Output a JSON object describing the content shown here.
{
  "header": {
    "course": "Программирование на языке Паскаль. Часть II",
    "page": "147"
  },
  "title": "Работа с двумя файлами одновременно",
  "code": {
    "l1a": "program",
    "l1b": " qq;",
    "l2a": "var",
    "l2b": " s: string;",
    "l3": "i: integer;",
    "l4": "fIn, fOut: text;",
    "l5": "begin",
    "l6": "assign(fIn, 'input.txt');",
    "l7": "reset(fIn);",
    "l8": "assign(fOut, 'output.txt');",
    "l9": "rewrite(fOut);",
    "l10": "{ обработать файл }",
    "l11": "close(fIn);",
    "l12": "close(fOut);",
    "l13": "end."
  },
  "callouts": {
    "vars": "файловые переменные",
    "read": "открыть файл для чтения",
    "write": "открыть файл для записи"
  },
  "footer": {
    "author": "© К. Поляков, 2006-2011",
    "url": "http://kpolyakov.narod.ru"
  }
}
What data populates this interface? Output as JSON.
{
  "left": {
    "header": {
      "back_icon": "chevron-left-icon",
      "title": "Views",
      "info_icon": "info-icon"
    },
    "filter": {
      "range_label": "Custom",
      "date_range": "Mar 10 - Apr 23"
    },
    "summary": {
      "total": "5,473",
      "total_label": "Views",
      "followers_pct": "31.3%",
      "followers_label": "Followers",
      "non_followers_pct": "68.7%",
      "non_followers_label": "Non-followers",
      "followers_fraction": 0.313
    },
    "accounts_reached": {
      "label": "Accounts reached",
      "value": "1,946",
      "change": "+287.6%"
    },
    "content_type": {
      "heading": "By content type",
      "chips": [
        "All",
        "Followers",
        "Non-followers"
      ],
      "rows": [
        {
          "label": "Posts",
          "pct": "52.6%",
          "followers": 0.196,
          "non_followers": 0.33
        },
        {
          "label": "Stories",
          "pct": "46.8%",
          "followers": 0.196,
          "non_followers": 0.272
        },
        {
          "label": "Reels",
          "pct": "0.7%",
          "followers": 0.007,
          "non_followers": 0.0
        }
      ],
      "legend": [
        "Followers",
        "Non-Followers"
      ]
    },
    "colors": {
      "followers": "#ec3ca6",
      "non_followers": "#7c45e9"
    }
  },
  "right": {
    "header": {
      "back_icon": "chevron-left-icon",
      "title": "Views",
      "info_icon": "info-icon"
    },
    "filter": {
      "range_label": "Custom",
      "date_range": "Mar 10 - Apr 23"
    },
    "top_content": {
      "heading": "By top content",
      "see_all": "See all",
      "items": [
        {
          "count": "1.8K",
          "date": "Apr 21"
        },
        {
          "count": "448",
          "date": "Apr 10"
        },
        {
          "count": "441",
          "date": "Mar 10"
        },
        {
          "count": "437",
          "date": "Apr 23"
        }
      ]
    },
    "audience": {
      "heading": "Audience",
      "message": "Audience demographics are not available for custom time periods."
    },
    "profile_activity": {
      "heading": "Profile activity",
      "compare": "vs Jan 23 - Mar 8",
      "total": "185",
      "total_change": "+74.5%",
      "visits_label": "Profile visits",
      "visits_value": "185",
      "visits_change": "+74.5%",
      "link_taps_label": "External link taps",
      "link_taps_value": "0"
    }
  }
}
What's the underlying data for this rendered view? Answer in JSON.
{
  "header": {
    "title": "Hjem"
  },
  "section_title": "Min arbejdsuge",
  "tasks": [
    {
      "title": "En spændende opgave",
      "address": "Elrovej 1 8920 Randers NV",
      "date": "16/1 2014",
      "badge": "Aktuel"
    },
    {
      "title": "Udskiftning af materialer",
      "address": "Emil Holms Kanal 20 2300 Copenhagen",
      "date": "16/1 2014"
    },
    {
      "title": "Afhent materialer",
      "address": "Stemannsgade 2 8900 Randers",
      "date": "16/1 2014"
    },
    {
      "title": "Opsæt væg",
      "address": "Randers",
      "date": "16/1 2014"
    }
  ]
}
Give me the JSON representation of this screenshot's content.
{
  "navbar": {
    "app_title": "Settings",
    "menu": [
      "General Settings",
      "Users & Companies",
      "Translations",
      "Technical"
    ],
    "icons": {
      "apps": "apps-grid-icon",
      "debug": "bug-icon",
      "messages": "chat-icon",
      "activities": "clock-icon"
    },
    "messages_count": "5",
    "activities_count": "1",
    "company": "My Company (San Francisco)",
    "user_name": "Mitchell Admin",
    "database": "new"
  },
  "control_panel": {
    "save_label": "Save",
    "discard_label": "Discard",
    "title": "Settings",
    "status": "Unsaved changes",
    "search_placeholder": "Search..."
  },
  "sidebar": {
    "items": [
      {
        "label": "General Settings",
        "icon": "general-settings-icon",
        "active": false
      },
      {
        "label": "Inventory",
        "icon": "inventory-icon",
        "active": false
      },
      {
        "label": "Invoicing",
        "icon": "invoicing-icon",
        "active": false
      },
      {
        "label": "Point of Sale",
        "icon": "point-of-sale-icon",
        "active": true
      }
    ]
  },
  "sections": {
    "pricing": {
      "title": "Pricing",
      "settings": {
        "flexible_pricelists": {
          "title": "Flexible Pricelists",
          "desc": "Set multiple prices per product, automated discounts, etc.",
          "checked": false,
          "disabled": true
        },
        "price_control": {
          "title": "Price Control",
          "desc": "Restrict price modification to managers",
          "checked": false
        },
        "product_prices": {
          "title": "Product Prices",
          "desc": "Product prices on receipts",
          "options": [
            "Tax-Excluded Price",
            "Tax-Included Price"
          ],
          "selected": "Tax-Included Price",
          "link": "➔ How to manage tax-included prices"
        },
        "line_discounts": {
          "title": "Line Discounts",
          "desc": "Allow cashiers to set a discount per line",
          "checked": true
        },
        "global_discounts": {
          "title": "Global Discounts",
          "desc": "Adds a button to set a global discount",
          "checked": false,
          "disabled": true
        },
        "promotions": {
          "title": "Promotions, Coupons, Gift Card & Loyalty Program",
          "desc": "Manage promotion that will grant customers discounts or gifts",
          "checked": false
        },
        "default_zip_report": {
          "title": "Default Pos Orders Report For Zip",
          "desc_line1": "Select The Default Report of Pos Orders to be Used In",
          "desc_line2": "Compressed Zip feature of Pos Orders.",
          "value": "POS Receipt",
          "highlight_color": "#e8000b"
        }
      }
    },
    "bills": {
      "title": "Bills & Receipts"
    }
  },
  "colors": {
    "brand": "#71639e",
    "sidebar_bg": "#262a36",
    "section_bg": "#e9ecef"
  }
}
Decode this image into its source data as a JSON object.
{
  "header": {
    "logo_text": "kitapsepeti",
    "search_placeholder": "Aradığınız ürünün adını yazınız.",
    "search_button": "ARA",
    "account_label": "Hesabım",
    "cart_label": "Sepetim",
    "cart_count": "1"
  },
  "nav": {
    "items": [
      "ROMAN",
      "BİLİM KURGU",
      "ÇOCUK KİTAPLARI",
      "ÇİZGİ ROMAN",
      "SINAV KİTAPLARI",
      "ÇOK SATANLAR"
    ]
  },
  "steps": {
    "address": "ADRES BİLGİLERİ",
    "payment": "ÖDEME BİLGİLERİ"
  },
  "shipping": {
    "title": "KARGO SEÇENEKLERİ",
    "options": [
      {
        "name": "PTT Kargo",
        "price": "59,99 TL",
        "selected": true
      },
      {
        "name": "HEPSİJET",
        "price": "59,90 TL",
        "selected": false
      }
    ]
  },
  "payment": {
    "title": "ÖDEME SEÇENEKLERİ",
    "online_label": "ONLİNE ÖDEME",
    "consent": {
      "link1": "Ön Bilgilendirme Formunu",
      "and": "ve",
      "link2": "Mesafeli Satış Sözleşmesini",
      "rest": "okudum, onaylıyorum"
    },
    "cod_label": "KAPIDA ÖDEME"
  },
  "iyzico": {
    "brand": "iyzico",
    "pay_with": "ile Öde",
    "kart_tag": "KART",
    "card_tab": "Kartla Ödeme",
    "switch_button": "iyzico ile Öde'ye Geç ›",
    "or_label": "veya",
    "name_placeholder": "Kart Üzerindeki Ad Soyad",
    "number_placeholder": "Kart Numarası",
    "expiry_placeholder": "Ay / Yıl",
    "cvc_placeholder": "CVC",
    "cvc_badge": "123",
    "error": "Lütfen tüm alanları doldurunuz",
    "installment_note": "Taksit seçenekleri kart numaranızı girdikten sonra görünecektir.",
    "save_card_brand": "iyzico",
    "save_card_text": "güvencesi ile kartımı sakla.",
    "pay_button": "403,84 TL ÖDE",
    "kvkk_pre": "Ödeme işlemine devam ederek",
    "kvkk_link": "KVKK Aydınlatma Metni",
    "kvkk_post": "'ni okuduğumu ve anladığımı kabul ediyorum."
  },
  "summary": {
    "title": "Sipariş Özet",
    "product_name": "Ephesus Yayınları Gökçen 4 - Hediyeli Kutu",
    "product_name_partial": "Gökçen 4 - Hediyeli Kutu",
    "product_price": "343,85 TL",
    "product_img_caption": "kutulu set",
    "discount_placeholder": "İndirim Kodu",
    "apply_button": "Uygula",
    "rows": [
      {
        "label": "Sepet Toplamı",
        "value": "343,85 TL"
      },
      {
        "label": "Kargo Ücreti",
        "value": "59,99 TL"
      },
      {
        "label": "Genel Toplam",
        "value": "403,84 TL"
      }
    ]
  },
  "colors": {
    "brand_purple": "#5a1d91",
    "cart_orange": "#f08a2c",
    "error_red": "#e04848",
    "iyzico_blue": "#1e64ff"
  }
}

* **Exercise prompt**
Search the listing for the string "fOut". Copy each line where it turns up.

* **Answer to this exercise**
    "l4": "fIn, fOut: text;",
    "l8": "assign(fOut, 'output.txt');",
    "l9": "rewrite(fOut);",
    "l12": "close(fOut);",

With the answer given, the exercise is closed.